-- EXERCISE --
Please retype the records that appear below, exactly and in full.

==========

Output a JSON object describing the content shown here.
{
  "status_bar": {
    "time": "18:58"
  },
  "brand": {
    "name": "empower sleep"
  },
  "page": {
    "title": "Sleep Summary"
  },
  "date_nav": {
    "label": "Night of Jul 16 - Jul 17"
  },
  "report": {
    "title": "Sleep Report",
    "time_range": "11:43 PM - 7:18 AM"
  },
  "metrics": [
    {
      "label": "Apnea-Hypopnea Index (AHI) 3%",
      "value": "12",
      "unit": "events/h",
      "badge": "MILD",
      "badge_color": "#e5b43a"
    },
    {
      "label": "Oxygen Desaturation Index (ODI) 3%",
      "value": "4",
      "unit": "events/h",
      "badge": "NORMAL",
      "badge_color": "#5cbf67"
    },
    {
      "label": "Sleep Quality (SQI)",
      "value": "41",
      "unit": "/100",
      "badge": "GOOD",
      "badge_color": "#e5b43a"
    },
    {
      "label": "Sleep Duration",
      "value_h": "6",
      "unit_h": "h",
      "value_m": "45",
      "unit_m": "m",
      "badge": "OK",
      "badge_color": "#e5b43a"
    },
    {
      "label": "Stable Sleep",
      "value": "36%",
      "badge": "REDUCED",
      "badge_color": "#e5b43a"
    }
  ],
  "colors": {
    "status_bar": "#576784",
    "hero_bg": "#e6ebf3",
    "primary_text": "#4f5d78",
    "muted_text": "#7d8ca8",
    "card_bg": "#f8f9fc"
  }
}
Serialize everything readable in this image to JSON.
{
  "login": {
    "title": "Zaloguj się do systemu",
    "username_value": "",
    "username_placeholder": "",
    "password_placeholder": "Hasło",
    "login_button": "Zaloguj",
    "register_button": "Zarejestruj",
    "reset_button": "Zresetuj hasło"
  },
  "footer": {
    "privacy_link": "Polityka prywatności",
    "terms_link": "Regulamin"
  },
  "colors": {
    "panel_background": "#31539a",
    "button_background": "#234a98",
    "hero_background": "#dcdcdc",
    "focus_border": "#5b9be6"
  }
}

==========

-- THE COMPLETED TASK --
Output a JSON object describing the content shown here.
{
  "status_bar": {
    "time": "18:58"
  },
  "brand": {
    "name": "empower sleep"
  },
  "page": {
    "title": "Sleep Summary"
  },
  "date_nav": {
    "label": "Night of Jul 16 - Jul 17"
  },
  "report": {
    "title": "Sleep Report",
    "time_range": "11:43 PM - 7:18 AM"
  },
  "metrics": [
    {
      "label": "Apnea-Hypopnea Index (AHI) 3%",
      "value": "12",
      "unit": "events/h",
      "badge": "MILD",
      "badge_color": "#e5b43a"
    },
    {
      "label": "Oxygen Desaturation Index (ODI) 3%",
      "value": "4",
      "unit": "events/h",
      "badge": "NORMAL",
      "badge_color": "#5cbf67"
    },
    {
      "label": "Sleep Quality (SQI)",
      "value": "41",
      "unit": "/100",
      "badge": "GOOD",
      "badge_color": "#e5b43a"
    },
    {
      "label": "Sleep Duration",
      "value_h": "6",
      "unit_h": "h",
      "value_m": "45",
      "unit_m": "m",
      "badge": "OK",
      "badge_color": "#e5b43a"
    },
    {
      "label": "Stable Sleep",
      "value": "36%",
      "badge": "REDUCED",
      "badge_color": "#e5b43a"
    }
  ],
  "colors": {
    "status_bar": "#576784",
    "hero_bg": "#e6ebf3",
    "primary_text": "#4f5d78",
    "muted_text": "#7d8ca8",
    "card_bg": "#f8f9fc"
  }
}
Serialize everything readable in this image to JSON.
{
  "login": {
    "title": "Zaloguj się do systemu",
    "username_value": "",
    "username_placeholder": "",
    "password_placeholder": "Hasło",
    "login_button": "Zaloguj",
    "register_button": "Zarejestruj",
    "reset_button": "Zresetuj hasło"
  },
  "footer": {
    "privacy_link": "Polityka prywatności",
    "terms_link": "Regulamin"
  },
  "colors": {
    "panel_background": "#31539a",
    "button_background": "#234a98",
    "hero_background": "#dcdcdc",
    "focus_border": "#5b9be6"
  }
}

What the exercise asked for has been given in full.